Gary Donald Bouma was born in Grand Rapids, Michigan, in February 1942, the son of Dr Donald Bouma, a notable academic who established the Sociology Department at Calvin College, and Ailene Goetz. As a child, he was at a loss when someone asked him what his father did. To answer, ‘sociology’ brought blank stares or charges of socialism. As such, Gary retained a pressing need to have a clear idea of what defined sociology, a hunt which spawned endless conflict and debate with colleagues throughout his career.

Gary attended Grand Rapids Christian High School and afterwards obtained a BA from Calvin College (1963). This was followed by an M.Div. from Princeton Theological Seminary (1966), an MA in Sociology from Cornell University (1968) and a PhD from Cornell (1970) examining the sociology of religion upon which his thesis advisor said to him ‘why bother Bouma, there is not going to be any religion by the end of the twentieth century’.

Whilst at Cornell, Gary was part of a group which established the Upstate New York Clergy Consultation on Problem Pregnancy which provided counselling and referrals to safe, but at that time still illegal, abortions. The group also lobbied state and federal politicians, informing them of both the number of abortions they had facilitated and the number of deaths from abortions conducted by unqualified people. At one point, Gary was arrested but let off when the police saw they were preventing harm to women.

Throughout his career his research took him into areas of family socialization and personality development, demography, social psychology and social history. It was a diversity of competence that was considered rare in contemporary higher education.

It was through the sociology of religion, however, that he was perhaps best known. Later work included a major study of religious plurality in multicultural Australia which made strategic comparisons with other societies. He also conducted research into the management of religious diversity, interfaith dialogue and theological reflection. Gary devoted much energy to supporting moves to establish social justice and increased social cohesion through inclusion and campaigned for greater acceptance of the LGBTIQ community. He also worked to reduce the barriers between religious groups through interactions designed to increase understanding and mutual respect.

Gary authored more than 30 books in his lifetime. Earlier this year he published his latest edited volume, Freedoms, Faiths and Futures (Bloomsbury, 2021) whilst an earlier work, Australian Soul: Religion and Spirituality in the 21st Century, (Cambridge University Press, 2006), gained glowing reviews not only in academic circles but in the press and had major impact in community debates about the renaissance of spirituality.
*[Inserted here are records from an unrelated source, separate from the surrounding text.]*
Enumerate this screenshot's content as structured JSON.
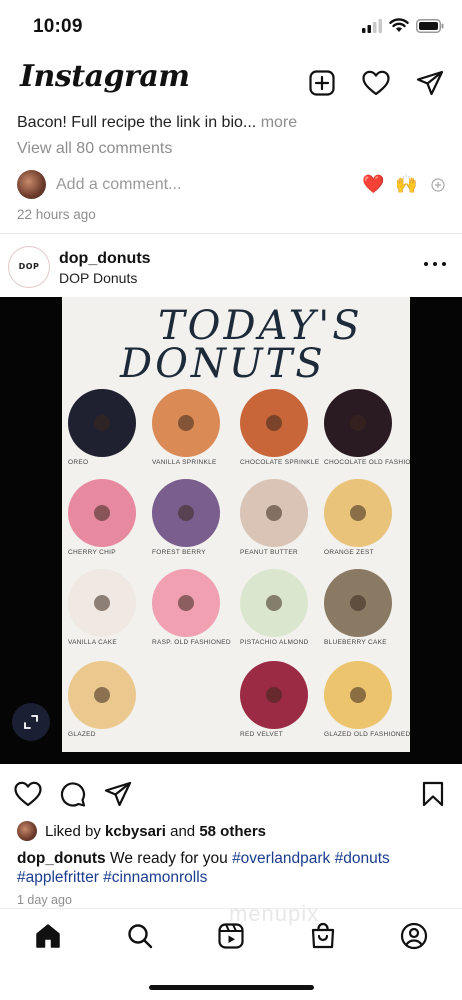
{
  "status_bar": {
    "time": "10:09"
  },
  "app": {
    "name": "Instagram"
  },
  "previous_post": {
    "caption_text": "Bacon! Full recipe the link in bio...",
    "more_label": "more",
    "view_comments": "View all 80 comments",
    "comment_placeholder": "Add a comment...",
    "quick_emojis": [
      "❤️",
      "🙌"
    ],
    "timestamp": "22 hours ago"
  },
  "post": {
    "avatar_text": "DOP",
    "username": "dop_donuts",
    "subtitle": "DOP Donuts",
    "image": {
      "poster_title_line1": "TODAY'S",
      "poster_title_line2": "DONUTS",
      "donuts": [
        {
          "label": "OREO",
          "color": "#1f2030"
        },
        {
          "label": "VANILLA SPRINKLE",
          "color": "#d98a55"
        },
        {
          "label": "CHOCOLATE SPRINKLE",
          "color": "#c8663a"
        },
        {
          "label": "CHOCOLATE OLD FASHIONED",
          "color": "#2a1a22"
        },
        {
          "label": "CHERRY CHIP",
          "color": "#e78aa0"
        },
        {
          "label": "FOREST BERRY",
          "color": "#7a5f8e"
        },
        {
          "label": "PEANUT BUTTER",
          "color": "#d9c4b6"
        },
        {
          "label": "ORANGE ZEST",
          "color": "#e9c37a"
        },
        {
          "label": "VANILLA CAKE",
          "color": "#f0e8e2"
        },
        {
          "label": "RASP. OLD FASHIONED",
          "color": "#f0a0b0"
        },
        {
          "label": "PISTACHIO ALMOND",
          "color": "#dbe6cf"
        },
        {
          "label": "BLUEBERRY CAKE",
          "color": "#8a7a64"
        },
        {
          "label": "GLAZED",
          "color": "#ebc98e"
        },
        {
          "label": "RED VELVET",
          "color": "#9b2a44"
        },
        {
          "label": "GLAZED OLD FASHIONED",
          "color": "#ecc46e"
        }
      ]
    },
    "likes": {
      "prefix": "Liked by",
      "user": "kcbysari",
      "and": "and",
      "others": "58 others"
    },
    "caption": {
      "username": "dop_donuts",
      "text": "We ready for you",
      "hashtags": [
        "#overlandpark",
        "#donuts",
        "#applefritter",
        "#cinnamonrolls"
      ]
    },
    "timestamp": "1 day ago"
  },
  "watermark": "menupix",
  "colors": {
    "heart": "#e0243b",
    "hashtag": "#1b3d8f",
    "secondary_text": "#8e8e8e"
  },
  "icons": {
    "top_bar": [
      "new-post-icon",
      "heart-icon",
      "direct-message-icon"
    ],
    "actions": [
      "like-icon",
      "comment-icon",
      "share-icon",
      "save-icon"
    ],
    "bottom_nav": [
      "home-icon",
      "search-icon",
      "reels-icon",
      "shop-icon",
      "profile-icon"
    ]
  }
}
In 2004, Gary was appointed the UNESCO Chair in Inter-religious and Intercultural Relations, Asia Pacific, at Monash. He was Past President of the Australian Association for the Study of Religions and Chair of the Board of Directors for The Parliament of the World’s Religions (2009).  He also spent many years serving the Church and was an Associate Priest at St John’s Anglican Church, East Malvern.  In later life he married Patricia Park, an Anglican Priest.

Gary was a recipient of the Faculty of Arts Award for Excellence in Research Supervision (2004), the Bringing Australians Together Affinity Award (2004) for his contributions to inter-faith harmony, and the Australian Intercultural Society’s Building Bridges Award, 2003. In 2013, he was appointed a Member of the Order of Australia (AM) for services to sociology, interreligious relations and the Anglican Church of Australia. At Monash, he was appointed Emeritus Professor in 2008.
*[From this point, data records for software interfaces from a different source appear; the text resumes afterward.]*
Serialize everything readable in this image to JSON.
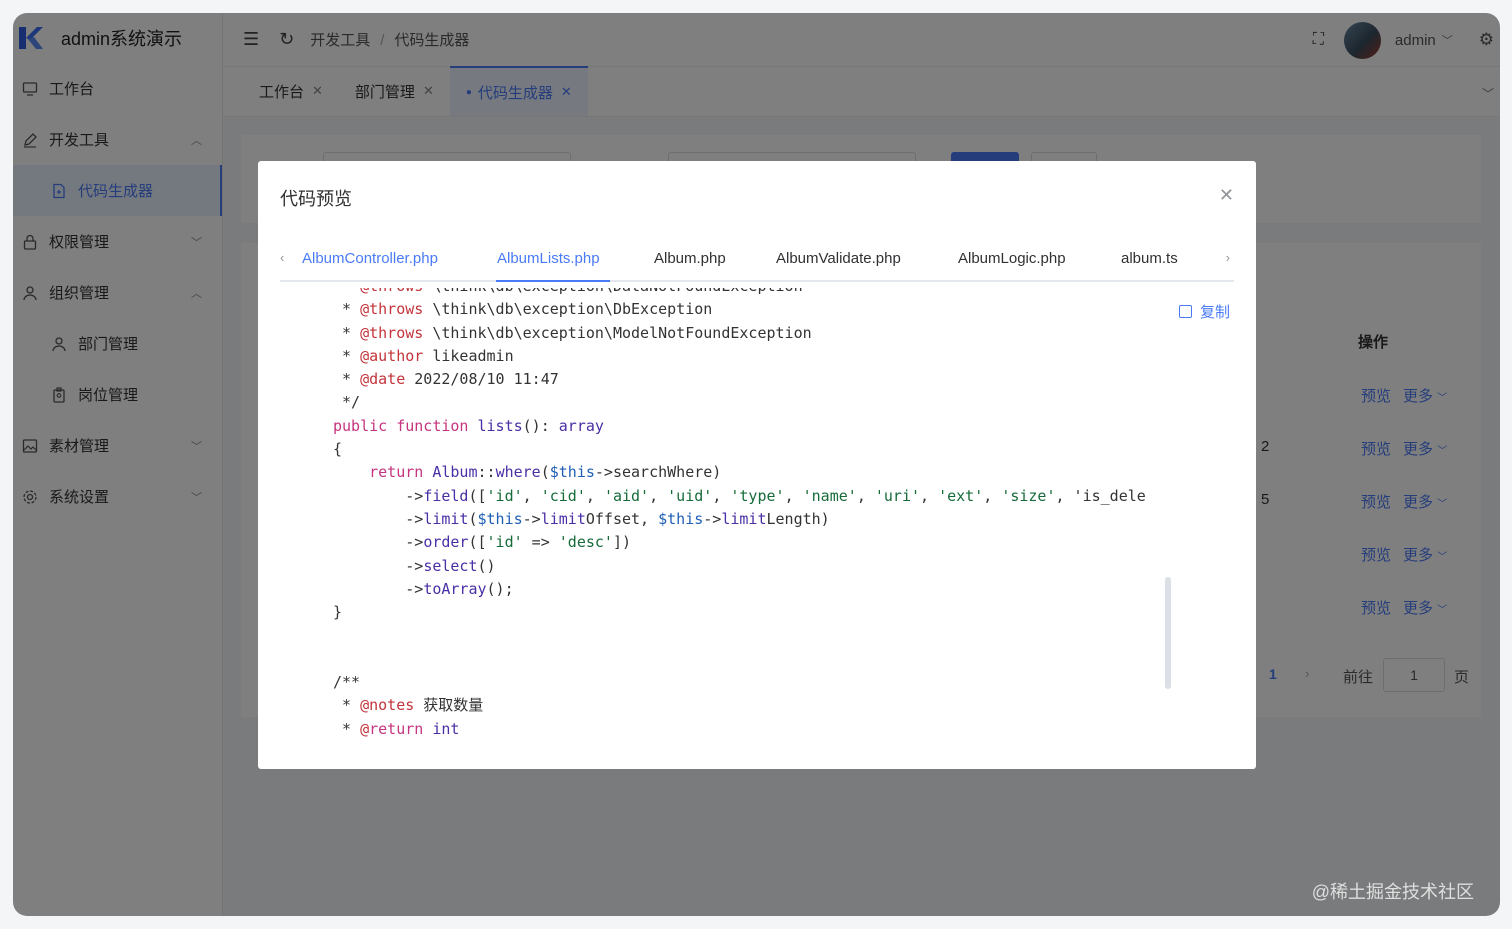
{
  "app": {
    "title": "admin系统演示"
  },
  "sidebar": {
    "items": [
      {
        "label": "工作台",
        "icon": "monitor-icon"
      },
      {
        "label": "开发工具",
        "icon": "pen-icon",
        "expanded": true
      },
      {
        "label": "代码生成器",
        "icon": "file-code-icon",
        "active": true
      },
      {
        "label": "权限管理",
        "icon": "lock-icon"
      },
      {
        "label": "组织管理",
        "icon": "user-icon",
        "expanded": true
      },
      {
        "label": "部门管理",
        "icon": "user-icon"
      },
      {
        "label": "岗位管理",
        "icon": "badge-icon"
      },
      {
        "label": "素材管理",
        "icon": "image-icon"
      },
      {
        "label": "系统设置",
        "icon": "gear-icon"
      }
    ]
  },
  "header": {
    "breadcrumb": [
      "开发工具",
      "代码生成器"
    ],
    "username": "admin"
  },
  "tabs": [
    {
      "label": "工作台"
    },
    {
      "label": "部门管理"
    },
    {
      "label": "代码生成器",
      "active": true
    }
  ],
  "background_table": {
    "operation_header": "操作",
    "preview_label": "预览",
    "more_label": "更多",
    "partial_ids": [
      "",
      "2",
      "5",
      "",
      ""
    ],
    "pagination": {
      "current": "1",
      "goto_label": "前往",
      "goto_value": "1",
      "page_suffix": "页"
    }
  },
  "dialog": {
    "title": "代码预览",
    "copy_label": "复制",
    "file_tabs": [
      "AlbumController.php",
      "AlbumLists.php",
      "Album.php",
      "AlbumValidate.php",
      "AlbumLogic.php",
      "album.ts"
    ],
    "active_file": "AlbumLists.php",
    "code_lines": [
      " * @throws \\think\\db\\exception\\DataNotFoundException",
      " * @throws \\think\\db\\exception\\DbException",
      " * @throws \\think\\db\\exception\\ModelNotFoundException",
      " * @author likeadmin",
      " * @date 2022/08/10 11:47",
      " */",
      "public function lists(): array",
      "{",
      "    return Album::where($this->searchWhere)",
      "        ->field(['id', 'cid', 'aid', 'uid', 'type', 'name', 'uri', 'ext', 'size', 'is_dele",
      "        ->limit($this->limitOffset, $this->limitLength)",
      "        ->order(['id' => 'desc'])",
      "        ->select()",
      "        ->toArray();",
      "}",
      "",
      "",
      "/**",
      " * @notes 获取数量",
      " * @return int"
    ]
  },
  "watermark": "@稀土掘金技术社区",
  "colors": {
    "accent": "#4a7bf7",
    "overlay": "rgba(0,0,0,0.5)"
  }
}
He kept working right up until the end of his life and maintained an office at Monash’s Caulfield campus. By this time, he had crafted a definitive understanding of sociology and in doing so, answered his life-long question.   It was, he believed, founded in academia and inspired by critical engagement with people, communities, groups, movements, and policy making. It was out of the confluence of these activities that the best teaching and research flowed.

Image courtesy of photographer Greg Ford and with permission from the University Archives.